■ PROBLEM TO SOLVE
Within the records, find every line that includes the word "Addressbook" and copy it.

■ Records from a data collection

======

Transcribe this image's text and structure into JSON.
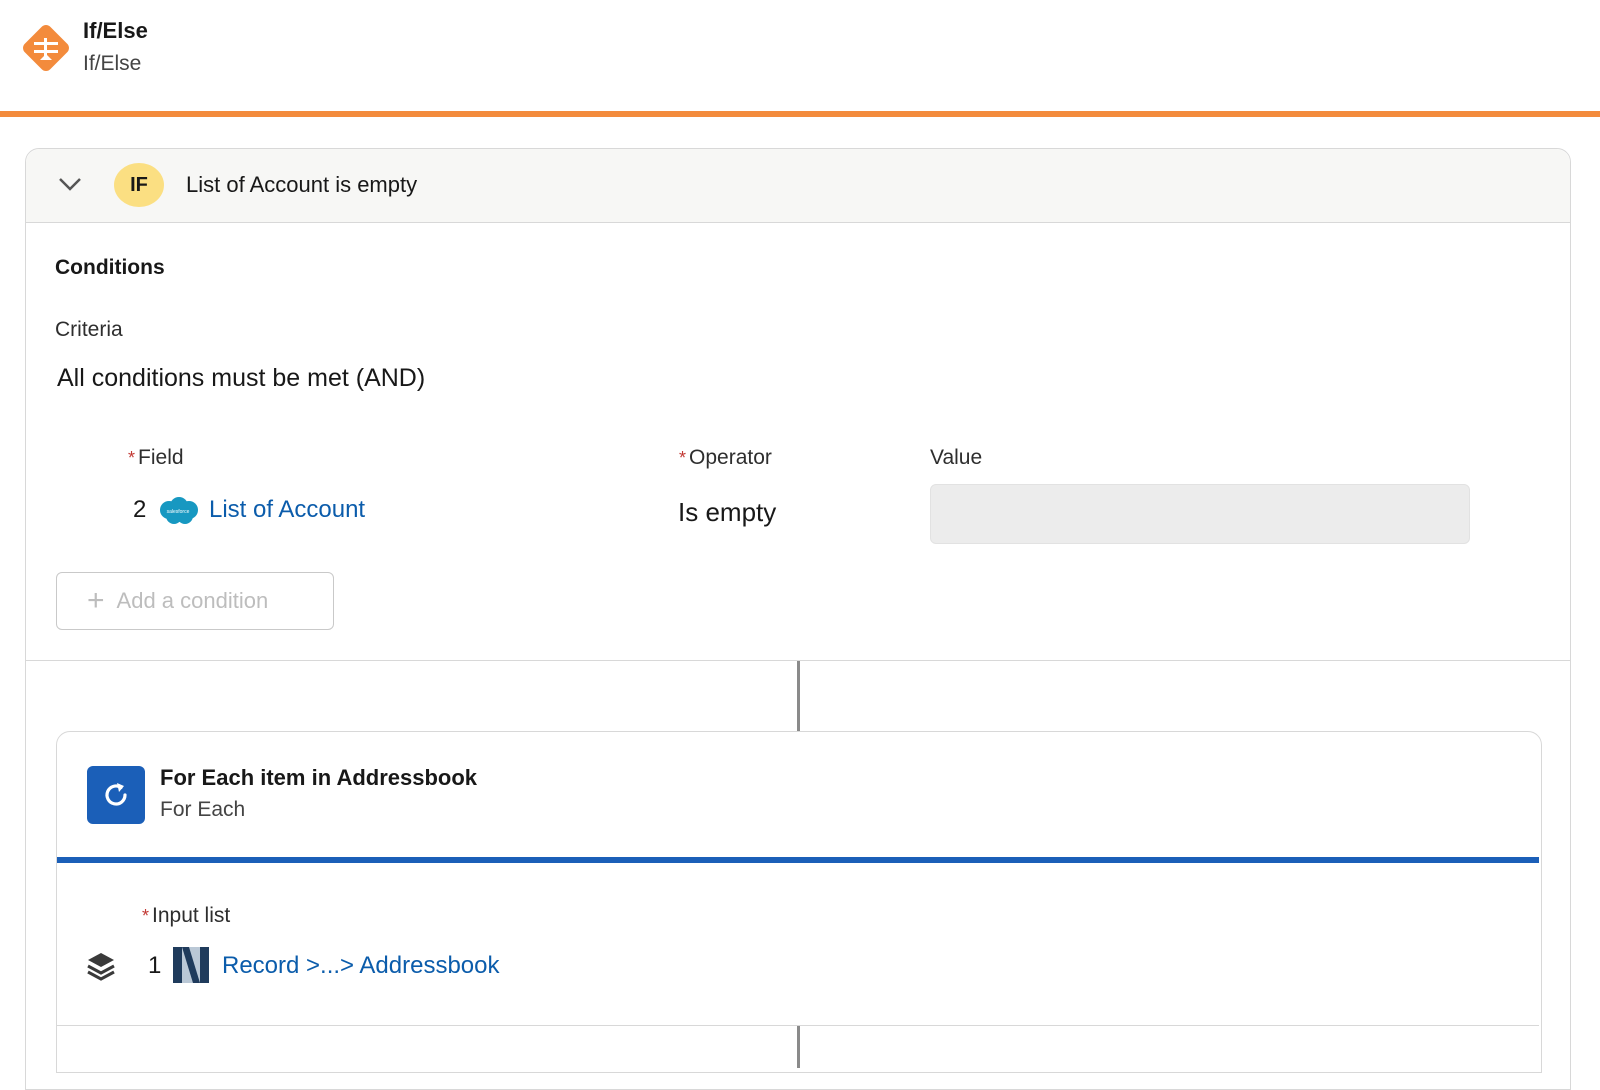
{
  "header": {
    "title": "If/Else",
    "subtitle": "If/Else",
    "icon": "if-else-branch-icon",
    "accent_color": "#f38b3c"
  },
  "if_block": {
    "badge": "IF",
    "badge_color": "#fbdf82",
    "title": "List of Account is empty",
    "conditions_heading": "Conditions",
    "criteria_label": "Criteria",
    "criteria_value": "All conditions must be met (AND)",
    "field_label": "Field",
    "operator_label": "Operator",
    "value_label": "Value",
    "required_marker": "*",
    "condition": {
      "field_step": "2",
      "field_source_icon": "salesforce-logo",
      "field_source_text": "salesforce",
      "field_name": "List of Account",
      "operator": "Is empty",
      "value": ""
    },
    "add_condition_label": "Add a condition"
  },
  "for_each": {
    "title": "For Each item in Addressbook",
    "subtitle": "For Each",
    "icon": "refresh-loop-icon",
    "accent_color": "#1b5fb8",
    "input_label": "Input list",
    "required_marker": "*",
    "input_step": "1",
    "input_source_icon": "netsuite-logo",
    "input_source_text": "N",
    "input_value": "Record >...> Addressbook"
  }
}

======

■ ANSWER TO THE EXERCISE
    "title": "For Each item in Addressbook",
    "input_value": "Record >...> Addressbook"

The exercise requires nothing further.